Amid all the advertisements for gas-guzzling cars, there is an interesting editorial from LIFE magazine, dated May 21, 1951. "How to Lose a World: Our Government's Deplorable Performance in Iran Has Contributed To a Great Disaster."
At that time, Iran was caught between two great millstones of conflicting ideologies, Capitalism and Communism. Britain, heavily reliant on Iranian oil, had directly controlled the oil monopoly through the British Anglo-Iranian Oil company but now, suddenly the rules of the game has changed.
"Iran's politicians, in general, more blessed with passion than foresight, were ready to assert their pride of self and country. And ancient people, also proud, were ready in their misery to welcome any change."
In 1951 Dr. Mohammed Mosaddeq came to office as Prime Minister, committed to re-establishing democracy and constitutional monarchy, and to nationalizing the Iranian petroleum industry, which was controlled by the British. It was this last point which sealed his fate.
"And the Americans? The Americans were there, in considerable strength. They saw what was happening; the revulsion against the British; the stupidity of an oil policy which took as much as possible out of an awakening country and put as little as possible back into the country; the calculated cleverness of the Soviet Communists who had the sense to work on, through and ostensibly for the Iranian people, with a native Tudeh party which was actually Communist but officially nationalist in sentiment and purpose.
And yet, openly America did nothing.

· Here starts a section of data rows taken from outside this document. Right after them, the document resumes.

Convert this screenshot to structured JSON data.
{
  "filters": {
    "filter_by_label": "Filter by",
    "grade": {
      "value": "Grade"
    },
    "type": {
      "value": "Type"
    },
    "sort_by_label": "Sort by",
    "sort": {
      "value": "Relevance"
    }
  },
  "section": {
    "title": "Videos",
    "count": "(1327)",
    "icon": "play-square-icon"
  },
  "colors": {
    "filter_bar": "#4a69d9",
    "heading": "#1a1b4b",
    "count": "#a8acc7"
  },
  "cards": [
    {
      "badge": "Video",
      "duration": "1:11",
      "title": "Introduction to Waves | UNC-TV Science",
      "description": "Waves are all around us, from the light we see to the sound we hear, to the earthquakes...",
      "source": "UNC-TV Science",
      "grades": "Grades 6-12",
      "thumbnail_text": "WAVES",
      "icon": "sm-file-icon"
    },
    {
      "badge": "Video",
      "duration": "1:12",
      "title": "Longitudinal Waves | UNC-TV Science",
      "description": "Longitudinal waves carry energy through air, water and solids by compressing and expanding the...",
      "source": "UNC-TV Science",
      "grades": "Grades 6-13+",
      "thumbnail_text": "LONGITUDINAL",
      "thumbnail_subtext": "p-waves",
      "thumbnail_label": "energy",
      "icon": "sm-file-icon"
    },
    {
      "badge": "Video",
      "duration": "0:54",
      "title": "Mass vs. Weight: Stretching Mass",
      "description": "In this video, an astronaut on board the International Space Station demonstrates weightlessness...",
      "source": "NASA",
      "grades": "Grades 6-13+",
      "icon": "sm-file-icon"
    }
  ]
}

"The truth is that the State Department has no policy for Iran and no policy for the Middle East. What it styles a policy is a mess of generalities (resist Communism, help anti-Communists, be for reform, etc. etc.) A State Department with a policy would, among other things, have got behind a plan for economic salvage of Iran, supported it with vigor and taken any measures necessary to see that the British government support it too."

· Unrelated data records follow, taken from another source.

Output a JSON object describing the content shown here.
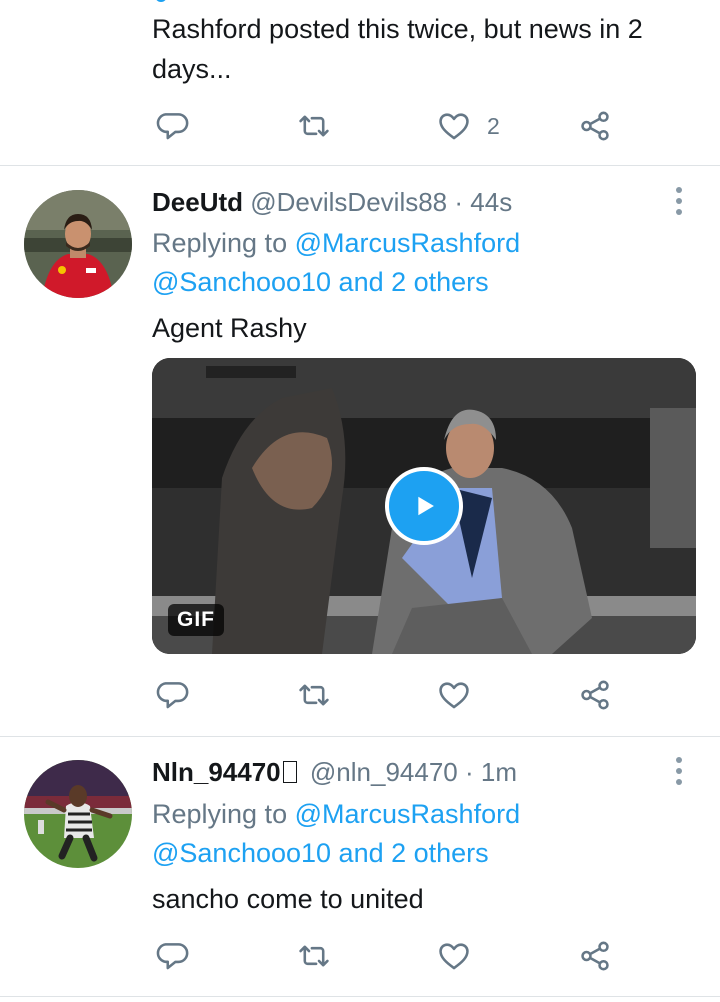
{
  "tweets": [
    {
      "text": "Rashford posted this twice, but news in 2 days...",
      "actions": {
        "like_count": "2"
      }
    },
    {
      "display_name": "DeeUtd",
      "handle": "@DevilsDevils88",
      "separator": "·",
      "time": "44s",
      "replying_prefix": "Replying to",
      "replying_mention": "@MarcusRashford",
      "replying_rest": "@Sanchooo10 and 2 others",
      "text": "Agent Rashy",
      "media": {
        "type": "gif",
        "badge": "GIF"
      }
    },
    {
      "display_name": "Nln_94470",
      "handle": "@nln_94470",
      "separator": "·",
      "time": "1m",
      "replying_prefix": "Replying to",
      "replying_mention": "@MarcusRashford",
      "replying_rest": "@Sanchooo10 and 2 others",
      "text": "sancho come to united"
    }
  ],
  "colors": {
    "link": "#1da1f2",
    "secondary_text": "#657786",
    "primary_text": "#14171a",
    "divider": "#dfe3e6"
  },
  "icons": [
    "reply-icon",
    "retweet-icon",
    "like-icon",
    "share-icon",
    "more-icon",
    "play-icon"
  ]
}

This prudent policy was unfortunately not undertaken. Instead, shortly before the 1952 presidential election in the US, the British government invited Kermit Roosevelt, Jr., of the CIA to London and proposed they cooperate under the code name Operation Ajax to bring down Mosaddeq from office. With the help of a military loyal to the monarchy, The Prime Minister was placed under house arrest and The Shah of Iran was installed as the leader of the nation. It was to become a monarchy whose mission statement included an ruthless anti-Communist stance, a program of Westernization and a Western monopoly- by proxy- on the petroleum industry in Iran. This flawed decision based on deceit - which on the surface must have seemed like sheer brilliance- was to have grave consequences.